RECENT: Defining Our Field - what is 'classical music' to us, why are we involved and what can we learn from our differences? Read John Dante Prevedini's essay, watch the panel discussion and make your own comments.
German composer, choral conductor and teacher Louise Reichardt was born in Berlin on 11 April 1779 into a musical family - her parents, Juliane Reichardt (née Benda) and Johann Friedrich Reichardt were both composers, and her maternal grandfather was the Bohemian violinist and composer Franz Benda who worked at the court of Frederick the Great. Reichardt's mother Juliane died when Louise was only four years old.
Louise studied with her father, and played piano, harp, lute and guitar. Four of her early songs were published in 1800, in a collection of her father's songs. Through family connections, she became acquainted with literary figures such as Johann Wolfgang von Goethe, Ludwig Tieck, Georg Philipp Friedrich Freiherr von Hardenberg (known as Novalis), Clemens Brentano and Philip Ludwig Achim von Arnim.
Against the wishes of her father, she moved to Hamburg in 1809, studied with Johann Frederich Clasing, and supported herself by teaching music rather than relying on patrons. She wrote most of her songs between 1809 and 1826 in Hamburg, writing in an accessible folk-style. She founded a music school for women, and also established and conducted a Gesangverein choral society in Hamburg, and although she was never allowed to conduct the choir in public, she was a big influence on musical life in Hamburg. One of her aims was to popularise the works of J S Bach and George Frideric Handel.
Louise Reichardt died in Hamburg on 17 November 1826, aged forty-seven.
CD Spotlight.

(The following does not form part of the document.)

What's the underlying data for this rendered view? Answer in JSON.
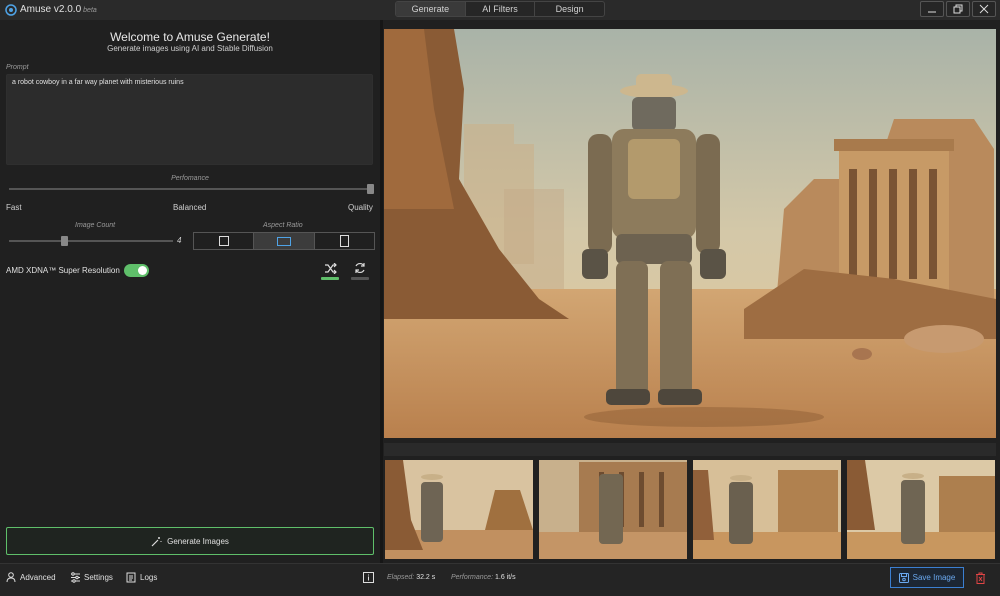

The Darling of Hamburg - Gerald Fenech listens to songs by Louise Reichardt. 'Amy Pfrimmer's singing is supremely warm and refreshing, and the innocent beauty of these songs is brought out in bright, luminous textures.'